And checking the president’s possible overreach would require a lawsuit. Members of Congress may not want to be perceived as blocking relief for Americans, no matter how paltry that relief really is.

Trump’s package of executive action cites statutory delegations to support his actions, giving it some plausible legal authority. The memorandum on unemployment benefits, for example, does not authorize expenditure of any new dollars, which would require an act of Congress. Instead, it simply redirects funds already allocated by Congress and not yet spent — $80 billion that still remains from the CARES Act enacted by Congress for COVID relief and another $44 billion intended for disaster relief. It is unclear whether the president has the authority to repurpose the funds in this way. The unemployment memo also calls on states to pay 25 percent of these benefits. This memorandum creates the appearance that Trump is providing relief to Americans who are hurting economically, when it really just moves money around and gambles on a mild hurricane season. In fact, the memorandum actually reduces the $600 weekly unemployment payments to $400.

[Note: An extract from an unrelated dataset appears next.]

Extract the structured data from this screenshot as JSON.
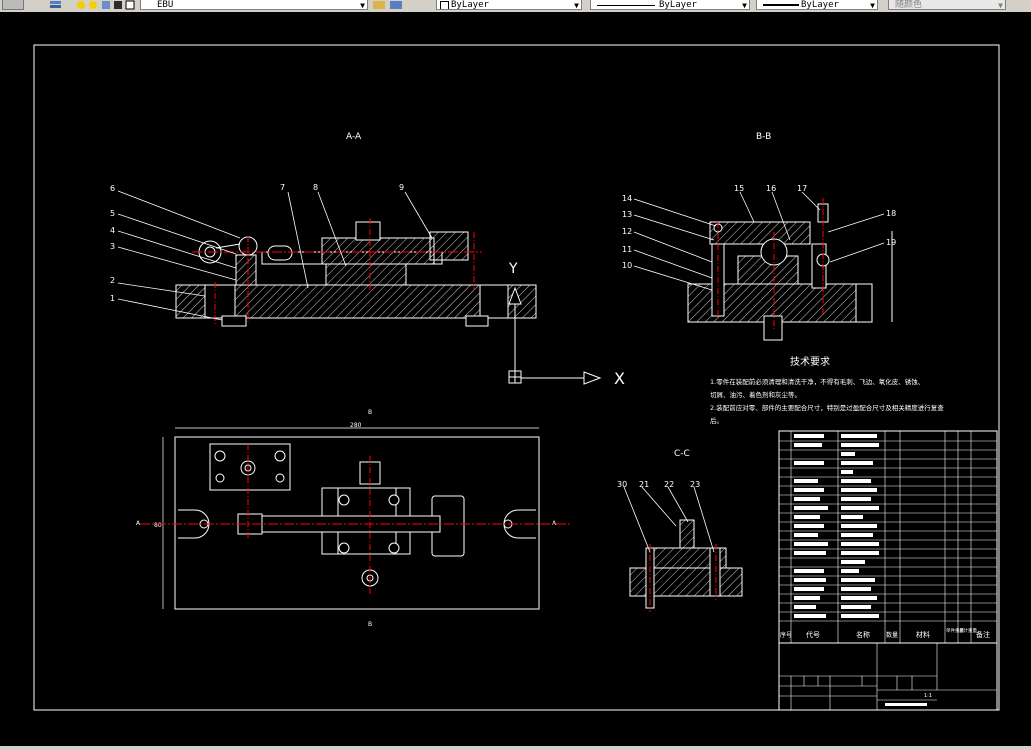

The other three measures do not appear to infringe upon Congress’s enumerated powers because they simply delay payment of taxes and repayments of loans and direct agency heads to “consider” whether “any measures temporarily halting residential evictions of any tenants for failure to pay rent are reasonably necessary to prevent further spread of COVID-19 …” To simply “consider” action does not require any actual action at all.

But even if we do get away with spending all our future FEMA disaster-relief money on COVID, these measures are not just a harmless political stunt. The memorandum deferring payroll tax through the end of the year threatens real harm to Social Security and Medicare, which are funded in part by employers who withhold money from employees’ paychecks. Both parties in Congress have rejected deferring payroll taxes. Trump further said that if he is reelected, he would terminate the taxes that are owed. If so, then the Social Security and Medicare programs would be permanently deprived of those funds.

Even more concerning than the monetary loss is the idea that the president could simply wave away payments into the Social Security program. The Social Security trust fund is what former vice-president Al Gore famously and repeatedly referred to during a presidential debate as a “lockbox.” Social Security funds are kept in an independent trust fund so that they cannot be spent as part of the government’s general fund, and they can be counted on when beneficiaries are ready to claim them. By terminating payment of payroll taxes, Trump would be depleting the funds and undermining the trust-fund concept.

Some commentators have speculated that employers will withhold payroll taxes anyway, because they have to pay them eventually and won’t want to withhold larger amounts from employees later. Maybe so, in which case Trump’s memorandum will be nothing more than empty words.

Deferring payroll taxes is the provision that is most likely to attract a legal challenge. We have seen in the past that Trump’s executive orders sometimes seem to be slapped together to satisfy his impulses rather than carefully studied to satisfy legal concerns. It took Trump three tries at an executive order to create his Muslim travel ban. The first version banned lawful permanent residents, or green-card holders, a clearly unconstitutional provision that violated due process and created chaos at American airports. The White House removed that provision within days of issuing it in January 2017.

This group of executive orders seems like another example of White House lawyers scrambling to fulfill Trump’s impulses. They would do well to consider not just whether they can issue the orders, but whether they should.

Trump’s COVID Orders Are Likely Legal But Short on Relief